  1. Kevin Hester
    Aotearoa NZ
    August 13, 7:53 pm

    Runaway abrupt climate change will extinguish most if not all complex life on the planet very soon.
    Professor Guy McPherson and I will be discussing this on a climate change tour of NZ in November 2016.
    The tour can be followed online globally.
    https://www.facebook.com/events/1144896312219485/?ref=1&action_history=%5B%7B%22surface%22%3A%22permalink%22%2C%22mechanism%22%3A%22surface%22%2C%22extra_data%22%3A%5B%5D%7D%5D

  2. Rhonda Jobson
    Canada
    August 10, 12:30 pm

    The fact that so many animal species are going extinct is not only horrifying and sad, it is absolutely illogical for a species to kill, destroy to the point whereby there own species is threatened by their very actions. How do we resolve this situation, this threat of exctinction for all species? I wish I had the answer but the sad reality is that there must be much greater legal penalties for the destruction of both land and animals. Disposable plastics must be banned. Green energy must be paramount and any oil produced energy must be banned. The list goes on and the fact remains we need government officials who are willing to take the hard way and make the decision which will not be popular, for the sake of all life on this planet.

  3. Rhonda Jobson
    Canada
    August 10, 12:30 pm

    The fact that so many animal species are going extinct is not only horrifying and sad, it is absolutely illogical for a species to kill, destroy to the point whereby there own species is threatened by their very actions. How do we resolve this situation, this threat of exctinction for all species? I wish I had the answer but the sad reality is that there must be much greater legal penalties for the destruction of both land and animals. Disposable plastics must be banned. Green energy must be paramount and any oil produced energy must be banned. The list goes on and the fact remains we need government officials who are willing to take the hard way and make the decision which will not be popular, for the sake of all life on this planet.

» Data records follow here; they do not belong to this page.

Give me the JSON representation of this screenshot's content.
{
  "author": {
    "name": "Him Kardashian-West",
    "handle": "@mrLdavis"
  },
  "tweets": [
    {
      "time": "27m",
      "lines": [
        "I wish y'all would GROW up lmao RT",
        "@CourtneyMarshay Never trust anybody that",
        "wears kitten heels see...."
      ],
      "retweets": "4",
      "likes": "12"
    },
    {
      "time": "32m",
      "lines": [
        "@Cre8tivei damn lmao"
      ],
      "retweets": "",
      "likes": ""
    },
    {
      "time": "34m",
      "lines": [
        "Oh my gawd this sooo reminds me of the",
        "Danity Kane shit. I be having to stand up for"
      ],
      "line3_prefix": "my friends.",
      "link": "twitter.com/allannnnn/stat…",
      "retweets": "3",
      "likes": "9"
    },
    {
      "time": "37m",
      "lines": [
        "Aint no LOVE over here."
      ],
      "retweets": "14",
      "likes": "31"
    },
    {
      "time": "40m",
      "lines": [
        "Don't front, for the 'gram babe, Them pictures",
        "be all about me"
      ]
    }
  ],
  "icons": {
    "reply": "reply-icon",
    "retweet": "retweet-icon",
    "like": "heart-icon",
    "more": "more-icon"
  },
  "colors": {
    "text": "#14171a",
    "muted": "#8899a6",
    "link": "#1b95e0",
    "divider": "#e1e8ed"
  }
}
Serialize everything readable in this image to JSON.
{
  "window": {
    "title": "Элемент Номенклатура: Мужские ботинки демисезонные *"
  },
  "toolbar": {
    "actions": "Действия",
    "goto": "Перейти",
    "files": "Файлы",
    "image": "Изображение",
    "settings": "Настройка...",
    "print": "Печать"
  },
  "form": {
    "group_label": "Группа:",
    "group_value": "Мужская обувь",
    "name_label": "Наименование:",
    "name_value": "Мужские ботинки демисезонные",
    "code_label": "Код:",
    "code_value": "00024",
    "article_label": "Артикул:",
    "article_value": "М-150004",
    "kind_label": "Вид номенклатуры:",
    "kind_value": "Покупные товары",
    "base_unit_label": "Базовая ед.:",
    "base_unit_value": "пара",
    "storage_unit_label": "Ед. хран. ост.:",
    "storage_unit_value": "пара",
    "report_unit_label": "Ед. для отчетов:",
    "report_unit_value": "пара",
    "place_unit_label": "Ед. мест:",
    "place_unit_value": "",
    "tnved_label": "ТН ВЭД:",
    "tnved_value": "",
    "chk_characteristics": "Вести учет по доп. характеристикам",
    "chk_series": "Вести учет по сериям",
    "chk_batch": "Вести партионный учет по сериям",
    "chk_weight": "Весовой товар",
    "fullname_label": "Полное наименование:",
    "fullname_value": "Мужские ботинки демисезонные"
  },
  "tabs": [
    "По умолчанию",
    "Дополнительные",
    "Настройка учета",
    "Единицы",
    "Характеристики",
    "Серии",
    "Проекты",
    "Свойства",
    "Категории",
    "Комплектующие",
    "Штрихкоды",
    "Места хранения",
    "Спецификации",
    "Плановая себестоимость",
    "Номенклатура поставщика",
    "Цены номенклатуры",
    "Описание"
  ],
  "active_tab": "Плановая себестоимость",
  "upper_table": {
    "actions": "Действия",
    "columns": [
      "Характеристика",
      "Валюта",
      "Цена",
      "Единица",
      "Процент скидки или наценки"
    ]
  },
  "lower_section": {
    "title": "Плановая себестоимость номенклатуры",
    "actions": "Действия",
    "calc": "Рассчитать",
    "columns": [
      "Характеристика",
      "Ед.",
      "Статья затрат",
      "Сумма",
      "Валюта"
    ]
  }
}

  4. Niome
    China
    August 10, 9:44 am

    You are so great!We are proud of you!